What was so spectacular about Pululahua, was that this is the only volcano in the world that is active, with people living on top of the crater! The farmland, fields and houses you see below–this is all sitting on top of an active volcano, inside the crater. I’m not sure how it all works, and how the crater got filled and can support that land, but there it is! Fascinating, and what a breathtaking view. We had coffee at the overlook before heading over to the equator.
My sources tell me that the giant La Mitad Del Mundo park and exhibit is not actually on the equator, but off by about 250 yards. So here they built this giant attraction, just to later find out with more sophisticated GPS tools, that someone goofed! According to the experts, you can visit the actual, correct equator at the Inti Ñan Museum…so that was our first stop!

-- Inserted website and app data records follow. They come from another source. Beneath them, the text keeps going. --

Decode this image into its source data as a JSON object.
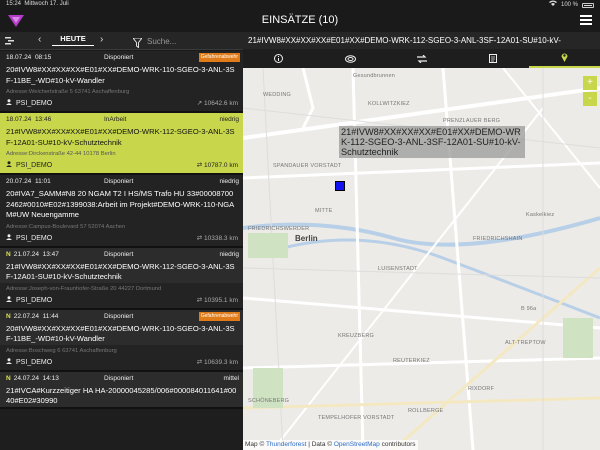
{
  "status": {
    "time": "15:24",
    "date": "Mittwoch 17. Juli",
    "battery": "100 %"
  },
  "header": {
    "title": "EINSÄTZE (10)"
  },
  "list_toolbar": {
    "today_label": "HEUTE",
    "search_placeholder": "Suche..."
  },
  "detail": {
    "title": "21#IVW8#XX#XX#XX#E01#XX#DEMO-WRK-112-SGEO-3-ANL-3SF-12A01-SU#10-kV-"
  },
  "cards": [
    {
      "date": "18.07.24",
      "time": "08:15",
      "status": "Disponiert",
      "badge": "Gefahrenabwehr",
      "priority": "",
      "n": "",
      "text": "20#IVW8#XX#XX#XX#E01#XX#DEMO-WRK-110-SGEO-3-ANL-3SF-11BE_-WD#10-kV-Wandler",
      "address": "Adresse:Weichertstraße 5 63741 Aschaffenburg",
      "user": "PSI_DEMO",
      "distance": "10642.6 km"
    },
    {
      "date": "18.07.24",
      "time": "13:46",
      "status": "InArbeit",
      "badge": "",
      "priority": "niedrig",
      "n": "",
      "text": "21#IVW8#XX#XX#XX#E01#XX#DEMO-WRK-112-SGEO-3-ANL-3SF-12A01-SU#10-kV-Schutztechnik",
      "address": "Adresse:Dirckenstraße 42-44 10178 Berlin",
      "user": "PSI_DEMO",
      "distance": "10787.0 km"
    },
    {
      "date": "20.07.24",
      "time": "11:01",
      "status": "Disponiert",
      "badge": "",
      "priority": "niedrig",
      "n": "",
      "text": "20#IVA7_SAMM#N8 20 NGAM T2 I HS/MS Trafo HU 33#000087002462#0010#E02#1399038:Arbeit im Projekt#DEMO-WRK-110-NGAM#UW Neuengamme",
      "address": "Adresse:Campus-Boulevard 57 52074 Aachen",
      "user": "PSI_DEMO",
      "distance": "10338.3 km"
    },
    {
      "date": "21.07.24",
      "time": "13:47",
      "status": "Disponiert",
      "badge": "",
      "priority": "niedrig",
      "n": "N",
      "text": "21#IVW8#XX#XX#XX#E01#XX#DEMO-WRK-112-SGEO-3-ANL-3SF-12A01-SU#10-kV-Schutztechnik",
      "address": "Adresse:Joseph-von-Fraunhofer-Straße 20 44227 Dortmund",
      "user": "PSI_DEMO",
      "distance": "10395.1 km"
    },
    {
      "date": "22.07.24",
      "time": "11:44",
      "status": "Disponiert",
      "badge": "Gefahrenabwehr",
      "priority": "",
      "n": "N",
      "text": "20#IVW8#XX#XX#XX#E01#XX#DEMO-WRK-110-SGEO-3-ANL-3SF-11BE_-WD#10-kV-Wandler",
      "address": "Adresse:Boschweg 6 63741 Aschaffenburg",
      "user": "PSI_DEMO",
      "distance": "10639.3 km"
    },
    {
      "date": "24.07.24",
      "time": "14:13",
      "status": "Disponiert",
      "badge": "",
      "priority": "mittel",
      "n": "N",
      "text": "21#IVCA#Kurzzeitiger HA HA-20000045285/006#000084011641#0040#E02#30990",
      "address": "",
      "user": "",
      "distance": ""
    }
  ],
  "map": {
    "tooltip": "21#IVW8#XX#XX#XX#E01#XX#DEMO-WRK-112-SGEO-3-ANL-3SF-12A01-SU#10-kV-Schutztechnik",
    "city": "Berlin",
    "labels": [
      "WEDDING",
      "KOLLWITZKIEZ",
      "PRENZLAUER BERG",
      "SPANDAUER VORSTADT",
      "MITTE",
      "FRIEDRICHSWERDER",
      "FRIEDRICHSHAIN",
      "LUISENSTADT",
      "KREUZBERG",
      "SCHÖNEBERG",
      "TEMPELHOFER VORSTADT",
      "REUTERKIEZ",
      "RIXDORF",
      "ROLLBERGE",
      "Kaskelkiez",
      "ALT-TREPTOW",
      "B 96a",
      "Gesundbrunnen"
    ],
    "attribution": {
      "prefix": "Map ©",
      "tf": "Thunderforest",
      "mid": "| Data ©",
      "osm": "OpenStreetMap",
      "suffix": "contributors"
    },
    "zoom_in": "+",
    "zoom_out": "-"
  }
}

Claudia was our guide at the museum, and while museum tours aren’t usually my thing, this was actually pretty damn interesting. Among the things we saw was a display of how water drains in different directions depending on what side of the equator you are on. Really cool!
The coolest part was seeing the water fall straight out of the drain while it was directly over the line. I’ll probably never see that again!

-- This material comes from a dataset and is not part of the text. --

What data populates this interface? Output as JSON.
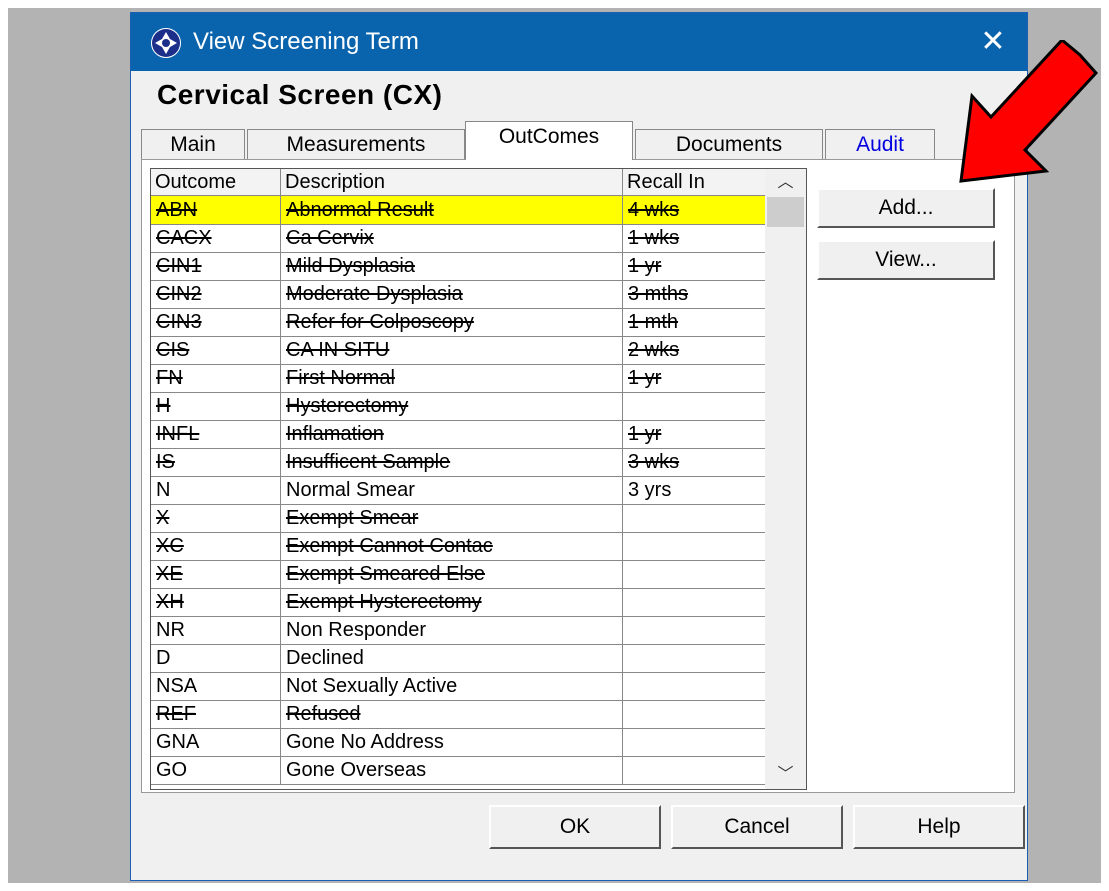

Next stop was the “major” equator exhibition, La Mitad Del Mundo, which was a pretty grand park–much bigger and flashier than the quaint museum we just came from. Although the giant monument at La Mitad was cool, I preferred Inti Ñan.
Back to the hotel we went, and was it weird that I had Quizno’s before my afternoon nap? It just sounded good.
I have many take aways from Ecuador, but without the doubt the biggest, is the people. I don’t remember ever being taken such good care of anywhere else; with such kindness, attention, hospitality, and honesty. Almost everyone I came in contact with was overflowing with kindness, modesty and appreciation. Maybe it’s because they are taught that tourists are valuable for the economy here, or maybe it’s just the sincere way of life here. Whatever the reason, I felt well taken care of during this entire trip–like I was visiting a long lost aunt, who just wanted me to enjoy myself, be safe, and even learn a little.
I’ll leave Ecuador tonight with fond memories of the beautiful sights, and even fonder memories of the people, who are even more beautiful than any church or monument I could ever come across.This entry was posted in South America